The red Japanese maple tree in the cursed video was named after the famous redheaded actress Lucille Ball. The tree was fake, built out of steel tubing and plaster. The Washington wind blew it over three different times. The night they put up the tree in Los Angeles, the wind blew at 60 miles per hour and knocked Lucille over yet again. "It was very strange," said Duffield.

12. MOESKO ISLAND IS A FUNCTIONING LIGHTHOUSE.

Moesko Island Lighthouse is Yaquina Head Lighthouse, at the mouth of the Yaquina River, a mile west of Agate Beach, Oregon. The website Rachel checks, MoeskoIslandLighthouse.com, used to actually exist as a one-page website, which gave general information on the fictional place. You can read it here.

13. A WEBSITE WAS CREATED BY DREAMWORKS TO PROMOTE THE MOVIE AND ADD TO ITS MYTHOLOGY.

Before and during the theatrical release, if you logged into AnOpenLetter.com, you could read a message in white lettering against a black background warning about what happens if you watch the cursed video (you can read it here). By November 24, 2002, it was a standard official website made for the movie, set up by DreamWorks.

14. VERBINSKI DIDN’T HAVE FUN DIRECTING THE MOVIE.

“It’s no fun making a horror film," admitted Verbinski. "You get into some darker areas of the brain and after a while everything becomes a bit depressing.”

15. DAVEIGH CHASE SCARED HERSELF.

Daveigh Chase in 'The Ring'
© 2002 - DreamWorks LLC - All Rights Reserved

When Daveigh Chase, who played Samara, saw The Ring in theaters, she had to cover her eyes out of fear—of herself. Some people she met after the movie came out were also afraid of her.

Original image
Land Cover CCI, ESA
arrow
Afternoon Map
European Space Agency Releases First High-Res Land Cover Map of Africa
Original image
Land Cover CCI, ESA

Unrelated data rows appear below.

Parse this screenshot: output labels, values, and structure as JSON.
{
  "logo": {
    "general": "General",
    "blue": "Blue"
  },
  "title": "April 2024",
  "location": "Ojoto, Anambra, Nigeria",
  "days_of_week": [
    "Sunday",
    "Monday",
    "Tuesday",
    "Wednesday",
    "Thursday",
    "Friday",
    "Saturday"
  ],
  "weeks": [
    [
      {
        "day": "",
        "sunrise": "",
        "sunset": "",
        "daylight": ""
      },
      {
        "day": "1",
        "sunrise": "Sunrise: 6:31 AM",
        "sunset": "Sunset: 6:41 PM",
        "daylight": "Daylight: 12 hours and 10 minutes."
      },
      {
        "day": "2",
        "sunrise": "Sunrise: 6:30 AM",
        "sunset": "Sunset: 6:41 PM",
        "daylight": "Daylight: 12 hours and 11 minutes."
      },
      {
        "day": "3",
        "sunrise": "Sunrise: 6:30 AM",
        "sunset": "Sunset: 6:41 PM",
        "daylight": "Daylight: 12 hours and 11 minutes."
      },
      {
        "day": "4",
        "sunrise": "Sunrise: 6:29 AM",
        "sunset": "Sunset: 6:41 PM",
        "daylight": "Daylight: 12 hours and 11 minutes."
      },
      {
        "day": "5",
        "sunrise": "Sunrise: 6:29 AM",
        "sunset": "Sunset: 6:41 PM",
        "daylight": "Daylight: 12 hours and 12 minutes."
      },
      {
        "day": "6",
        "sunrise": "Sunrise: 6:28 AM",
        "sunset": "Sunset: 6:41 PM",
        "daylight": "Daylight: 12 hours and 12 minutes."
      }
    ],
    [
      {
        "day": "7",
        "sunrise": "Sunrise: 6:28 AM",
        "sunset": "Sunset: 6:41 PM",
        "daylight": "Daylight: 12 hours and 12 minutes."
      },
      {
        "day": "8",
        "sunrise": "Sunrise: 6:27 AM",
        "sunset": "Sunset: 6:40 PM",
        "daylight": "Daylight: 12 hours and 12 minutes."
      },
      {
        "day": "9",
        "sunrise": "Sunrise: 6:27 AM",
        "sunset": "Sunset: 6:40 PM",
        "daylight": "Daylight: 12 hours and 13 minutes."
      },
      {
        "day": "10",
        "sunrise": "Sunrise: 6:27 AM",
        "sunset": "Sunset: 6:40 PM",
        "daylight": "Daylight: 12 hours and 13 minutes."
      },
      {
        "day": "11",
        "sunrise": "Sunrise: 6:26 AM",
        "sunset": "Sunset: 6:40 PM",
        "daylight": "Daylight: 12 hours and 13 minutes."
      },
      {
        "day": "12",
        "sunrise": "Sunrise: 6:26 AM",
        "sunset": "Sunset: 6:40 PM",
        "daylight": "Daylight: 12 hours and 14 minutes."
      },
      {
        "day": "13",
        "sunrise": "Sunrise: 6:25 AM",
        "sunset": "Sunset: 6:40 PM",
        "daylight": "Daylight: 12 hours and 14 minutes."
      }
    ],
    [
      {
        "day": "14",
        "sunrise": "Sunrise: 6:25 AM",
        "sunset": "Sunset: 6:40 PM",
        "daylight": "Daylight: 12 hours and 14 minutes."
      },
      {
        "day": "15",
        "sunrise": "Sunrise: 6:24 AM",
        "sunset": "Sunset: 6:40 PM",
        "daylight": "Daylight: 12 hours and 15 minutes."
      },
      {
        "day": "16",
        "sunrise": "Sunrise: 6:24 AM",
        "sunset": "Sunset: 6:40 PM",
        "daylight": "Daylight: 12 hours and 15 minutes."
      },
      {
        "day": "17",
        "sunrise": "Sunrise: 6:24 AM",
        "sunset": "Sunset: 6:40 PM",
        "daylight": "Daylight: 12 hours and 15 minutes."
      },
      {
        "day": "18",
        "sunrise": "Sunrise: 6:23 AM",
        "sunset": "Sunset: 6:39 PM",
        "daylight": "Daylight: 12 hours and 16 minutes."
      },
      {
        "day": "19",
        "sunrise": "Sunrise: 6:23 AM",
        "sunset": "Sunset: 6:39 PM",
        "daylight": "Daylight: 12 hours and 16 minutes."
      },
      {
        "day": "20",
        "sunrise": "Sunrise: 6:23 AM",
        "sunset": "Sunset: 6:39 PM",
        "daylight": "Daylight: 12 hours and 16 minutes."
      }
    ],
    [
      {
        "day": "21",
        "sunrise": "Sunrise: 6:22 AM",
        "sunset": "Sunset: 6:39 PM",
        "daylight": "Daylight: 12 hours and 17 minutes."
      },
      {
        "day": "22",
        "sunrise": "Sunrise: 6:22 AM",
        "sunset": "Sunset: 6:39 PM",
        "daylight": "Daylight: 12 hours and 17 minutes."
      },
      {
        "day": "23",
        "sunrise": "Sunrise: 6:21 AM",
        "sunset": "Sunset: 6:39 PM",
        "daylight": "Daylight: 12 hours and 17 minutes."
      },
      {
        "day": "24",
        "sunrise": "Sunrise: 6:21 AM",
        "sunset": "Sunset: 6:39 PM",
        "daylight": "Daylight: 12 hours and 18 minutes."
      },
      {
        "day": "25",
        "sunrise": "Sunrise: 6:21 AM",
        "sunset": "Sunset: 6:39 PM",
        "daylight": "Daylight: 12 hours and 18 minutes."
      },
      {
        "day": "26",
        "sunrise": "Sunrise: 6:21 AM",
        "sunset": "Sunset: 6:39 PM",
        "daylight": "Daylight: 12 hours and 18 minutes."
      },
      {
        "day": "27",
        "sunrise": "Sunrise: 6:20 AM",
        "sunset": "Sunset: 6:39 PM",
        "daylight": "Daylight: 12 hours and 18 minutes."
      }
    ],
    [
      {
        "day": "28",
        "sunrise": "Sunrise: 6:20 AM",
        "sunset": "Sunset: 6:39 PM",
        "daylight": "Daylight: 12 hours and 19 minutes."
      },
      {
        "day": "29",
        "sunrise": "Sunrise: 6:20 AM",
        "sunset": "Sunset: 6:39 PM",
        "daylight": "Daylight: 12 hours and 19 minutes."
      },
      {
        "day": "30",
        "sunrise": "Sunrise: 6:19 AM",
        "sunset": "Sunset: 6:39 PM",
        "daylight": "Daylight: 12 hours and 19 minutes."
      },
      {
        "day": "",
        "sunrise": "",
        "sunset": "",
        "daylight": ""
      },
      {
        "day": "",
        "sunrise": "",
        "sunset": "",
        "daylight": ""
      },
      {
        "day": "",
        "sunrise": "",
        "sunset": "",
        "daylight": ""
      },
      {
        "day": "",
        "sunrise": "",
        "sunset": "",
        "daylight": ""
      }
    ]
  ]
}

This isn’t just any image of Africa. It represents the first of its kind: a high-resolution map of the different types of land cover that are found on the continent, released by The European Space Agency, as Travel + Leisure reports.

Land cover maps depict the different physical materials that cover the Earth, whether that material is vegetation, wetlands, concrete, or sand. They can be used to track the growth of cities, assess flooding, keep tabs on environmental issues like deforestation or desertification, and more.

The newly released land cover map of Africa shows the continent at an extremely detailed resolution. Each pixel represents just 65.6 feet (20 meters) on the ground. It’s designed to help researchers model the extent of climate change across Africa, study biodiversity and natural resources, and see how land use is changing, among other applications.

Developed as part of the Climate Change Initiative (CCI) Land Cover project, the space agency gathered a full year’s worth of data from its Sentinel-2A satellite to create the map. In total, the image is made from 90 terabytes of data—180,000 images—taken between December 2015 and December 2016.

The map is so large and detailed that the space agency created its own online viewer for it. You can dive further into the image here.

And keep watch: A better map might be close at hand. In March, the ESA launched the Sentinal-2B satellite, which it says will make a global map at a 32.8 feet-per-pixel (10 meters) resolution possible.

[h/t Travel + Leisure]

SECTIONS

arrow
LIVE SMARTER
More from mental floss studios